The decision to treat patients with hypomethylating agents in Myelodysplastic Syndromes (MDS) is well defined and published as part of the NCCN guidelines. Patients with lower risk disease, by the IPSS and other prognostic models, are generally treated if symptomatic cytopenias are present. Patients with higher risk disease are treated with the intention of improving overall survival (OS) with or without symptoms of disease. The decision to treat with hypomethylating agents in Chronic Myelomonocytic Leukemia (CMML) is more ambiguous. Because the median 3 year OS in CMML is poor regardless of risk-group compared to MDS (45%v21%), many physicians treat lower risk CMML patients with hypomethylating agents in an attempt to improve the poor natural history. However, it is unclear whether treatment with hypomethylating agents impacts the natural history of disease in lower risk CMML. Here we present a survival analysis of patients receiving hypomethylating agents with lower and higher risk CMML.
Data were collected retrospectively from the Moffitt Cancer Center (MCC) CMML database and charts were reviewed of patients who met the criteria for diagnosis of CMML based on WHO classification.

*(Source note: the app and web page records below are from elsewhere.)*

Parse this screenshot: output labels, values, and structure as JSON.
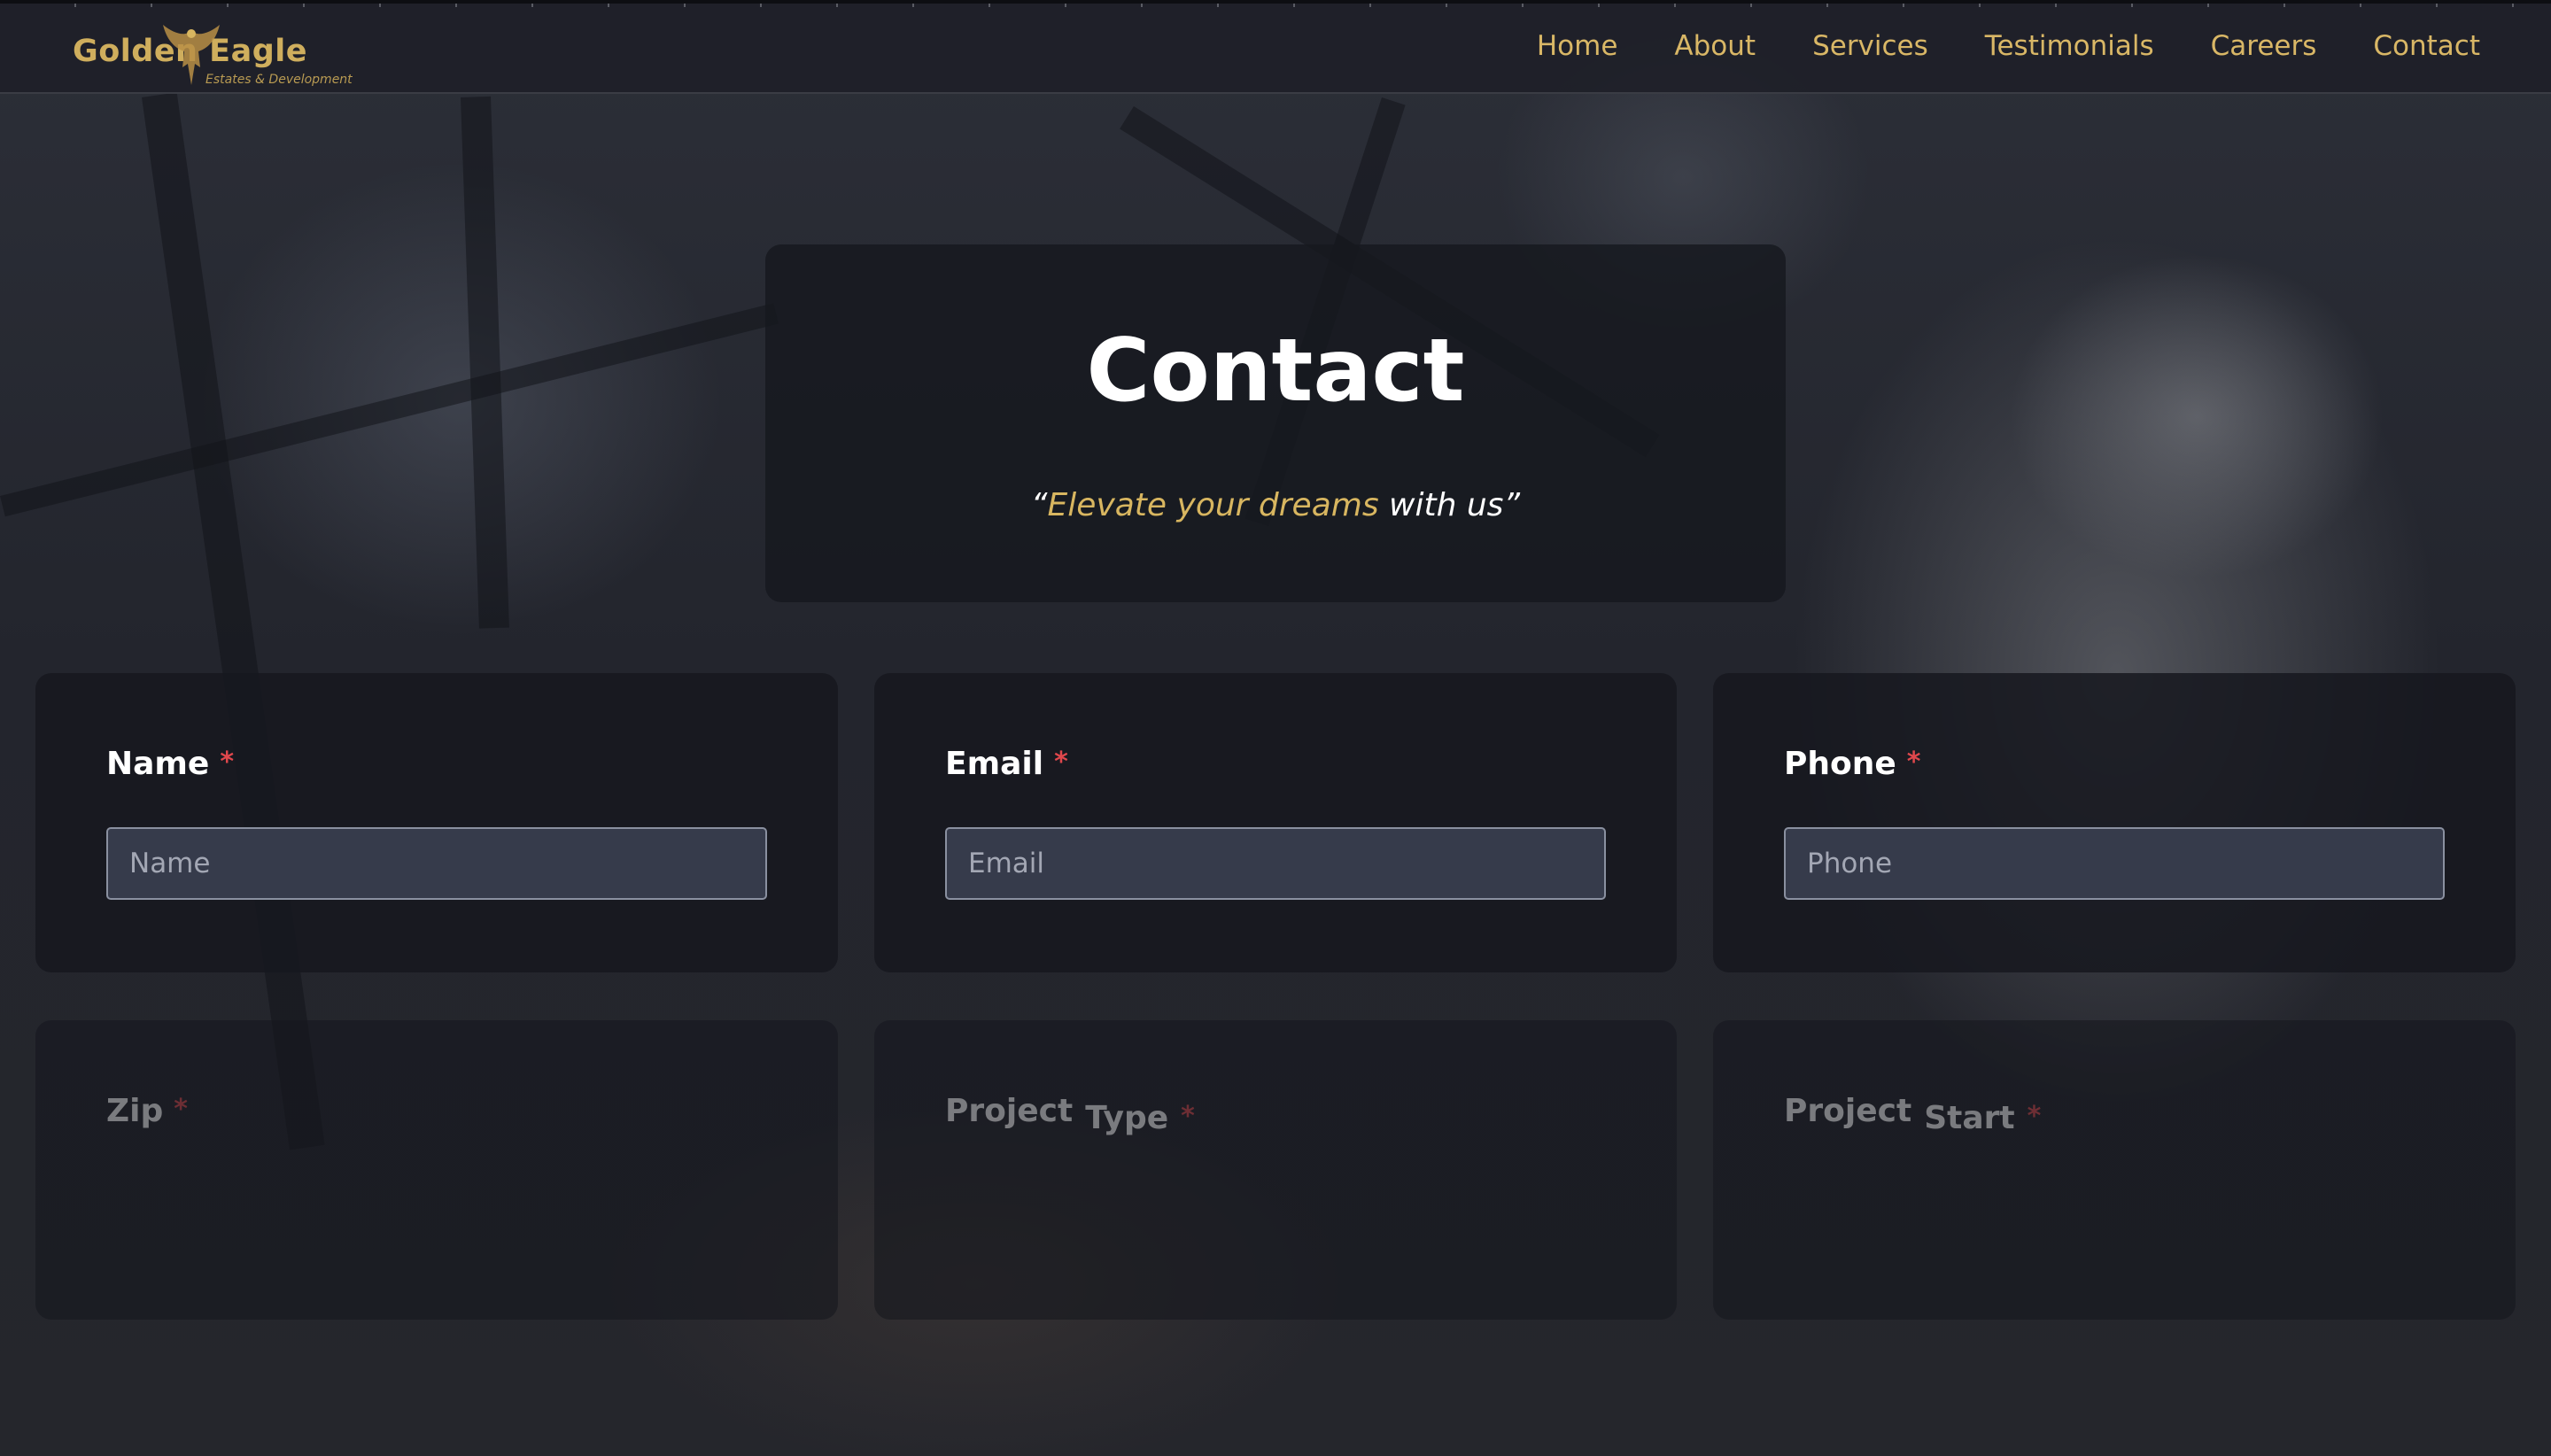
{
  "header": {
    "logo_text": "Golden Eagle",
    "logo_subtitle": "Estates & Development",
    "nav": [
      "Home",
      "About",
      "Services",
      "Testimonials",
      "Careers",
      "Contact"
    ]
  },
  "hero": {
    "title": "Contact",
    "tagline_open": "“",
    "tagline_highlight": "Elevate your dreams",
    "tagline_rest": " with us”"
  },
  "form": {
    "name": {
      "label": "Name",
      "required": "*",
      "placeholder": "Name"
    },
    "email": {
      "label": "Email",
      "required": "*",
      "placeholder": "Email"
    },
    "phone": {
      "label": "Phone",
      "required": "*",
      "placeholder": "Phone"
    },
    "zip": {
      "label": "Zip",
      "required": "*"
    },
    "project_type": {
      "label_a": "Project",
      "label_b": "Type",
      "required": "*"
    },
    "project_start": {
      "label_a": "Project",
      "label_b": "Start",
      "required": "*"
    }
  },
  "colors": {
    "accent_gold": "#d8b660",
    "required_red": "#e0474c",
    "card_bg": "#16181e"
  }
}
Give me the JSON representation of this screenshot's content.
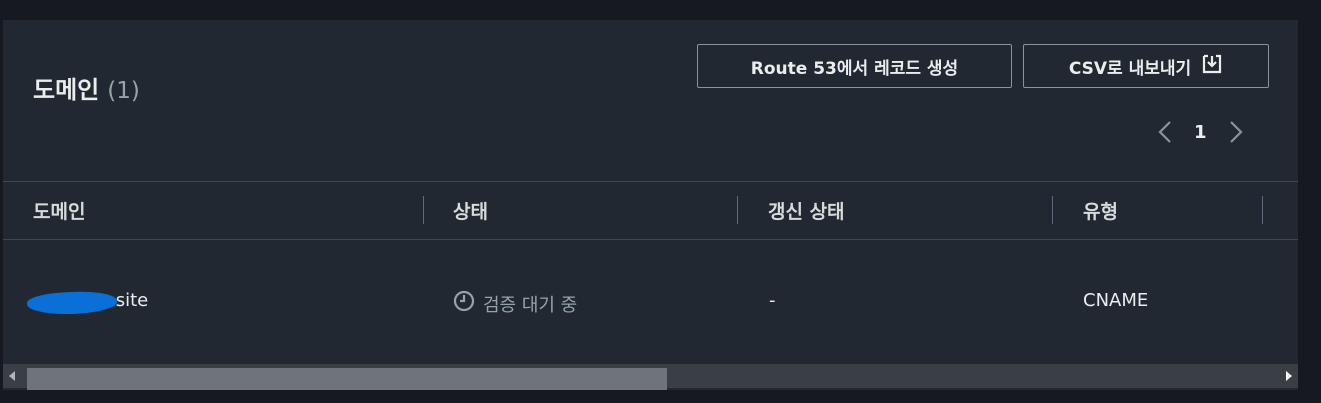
{
  "header": {
    "title": "도메인",
    "count": "(1)"
  },
  "actions": {
    "route53_label": "Route 53에서 레코드 생성",
    "csv_label": "CSV로 내보내기"
  },
  "pagination": {
    "current_page": "1"
  },
  "table": {
    "columns": [
      "도메인",
      "상태",
      "갱신 상태",
      "유형"
    ],
    "rows": [
      {
        "domain": ".site",
        "status": "검증 대기 중",
        "renewal": "-",
        "type": "CNAME"
      }
    ]
  },
  "colors": {
    "background": "#16191f",
    "panel": "#222831",
    "border": "#879596",
    "text": "#eaeded",
    "muted": "#95a5a6",
    "redaction": "#0a6fd6"
  },
  "icons": [
    "download-icon",
    "chevron-left-icon",
    "chevron-right-icon",
    "clock-icon"
  ]
}
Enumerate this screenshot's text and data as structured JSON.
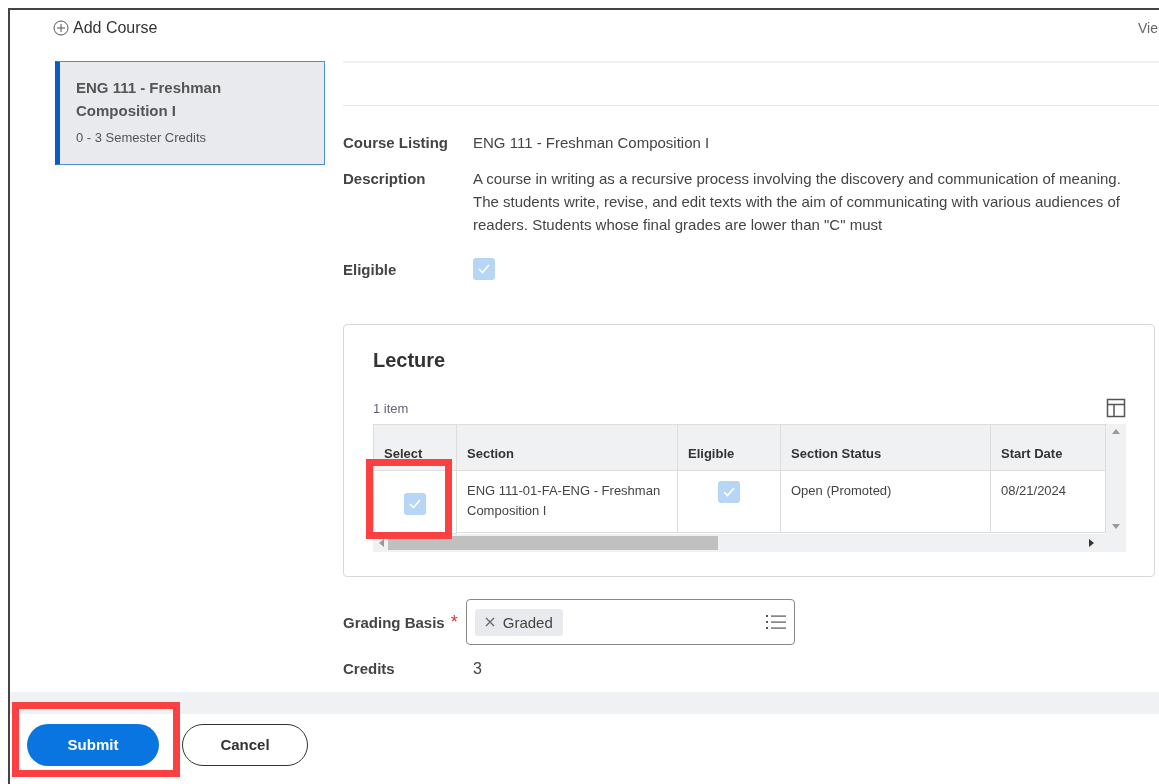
{
  "top_bar": {
    "add_link": "Add Course",
    "view_link": "Vie"
  },
  "courses": [
    {
      "title": "ENG 111 - Freshman Composition I",
      "credits": "0 - 3 Semester Credits",
      "selected": true
    }
  ],
  "details": [
    {
      "label": "Course Listing",
      "value": "ENG 111 - Freshman Composition I",
      "kind": "text"
    },
    {
      "label": "Description",
      "value": "A course in writing as a recursive process involving the discovery and communication of meaning. The students write, revise, and edit texts with the aim of communicating with various audiences of readers. Students whose final grades are lower than \"C\" must",
      "kind": "text"
    },
    {
      "label": "Eligible",
      "checked": true,
      "kind": "checkbox"
    }
  ],
  "lecture": {
    "title": "Lecture",
    "count": "1 item",
    "columns": [
      "Select",
      "Section",
      "Eligible",
      "Section Status",
      "Start Date"
    ],
    "rows": [
      {
        "select": {
          "checked": true,
          "highlighted": true
        },
        "section": "ENG 111-01-FA-ENG - Freshman Composition I",
        "eligible": {
          "checked": true
        },
        "status": "Open (Promoted)",
        "start_date": "08/21/2024"
      }
    ]
  },
  "grading_basis": {
    "label": "Grading Basis",
    "required": true,
    "required_mark": "*",
    "tags": [
      "Graded"
    ]
  },
  "credits": {
    "label": "Credits",
    "value": "3"
  },
  "buttons": [
    {
      "label": "Submit",
      "kind": "primary",
      "highlighted": true
    },
    {
      "label": "Cancel",
      "kind": "secondary",
      "highlighted": false
    }
  ]
}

The primary objective of the study was to determine the impact of hypomethylating agents on OS in lower and higher risk CMML as defined by the Global MD Anderson risk model (MDASC). In our MCC cohort, the MDASC outperformed all other models tested (Abstract 50235) and was thus used in this analysis. The MDASC was calculated as previously reported. All analyses were conducted using SPSS version 15.0 (SPSS Inc, Chicago, IL). The Kaplan–Meier (KM) method was used to estimate median overall survival and the log rank test was used to compare KM survival estimates between two groups.
Between January 2000 and February 2012, 123 patients were captured by the MCC CMML database. The median age at diagnosis was 69 (30–90) years, 69% were male, and the majority of patients had CMML-1 (84% vs. 16%) by WHO criteria. The median overall survival of the entire cohort was 30 months and the rate of AML transformation was 44% (54). The MDASC was calculated at or near the time of diagnosis. Fifty six percent of CMML patients were lower risk (low, int-1) and 43% were higher risk (int-2, high). The median time to first treatment after diagnosis was 3 months among the entire cohort. Twenty-two patients (18%) were treated with decitabine and 66 (54%) patients were treated with 5-azacitidine among the hypomethylating agent treatment (HMA) group. The non-hypomethylating treatment group was treated with best supportive care (BST), lenalidomide, erythropoietin, induction chemotherapy (ICT), and/or a non-hypomethylating agent clinical trial. In the lower and higher risk MDASC groups, 59% and 63% of patients received HMA treatment, respectively. Twenty patients in this cohort underwent allogeneic transplant. Twelve of them were in the HMA group and eight were in the non-HMA treatment group (p=0.99). The median OS of lower risk CMML patients in the HMA group was not significantly different (p=0.92) than the non-HMA group (40mo v 53mo) while the median OS of higher risk CMML was significantly superior (p<0.05) in the HMA group when compared to the non-HMA group (20mo v 8.5mo) as shown in Figure 1.
In our cohort, based on MDASC risk stratification, treatment with HMA did not impact the OS of patients with lower risk CMML. However, HMA treatment significantly extended survival in higher risk CMML patients. Based on these data, patients with higher-risk MDACS derive an OS benefit from HMA therapy while HMA treatment in lower-risk should be reserved to alleviate symptomatic cytopenias.
No relevant conflicts of interest to declare.
Asterisk with author names denotes non-ASH members.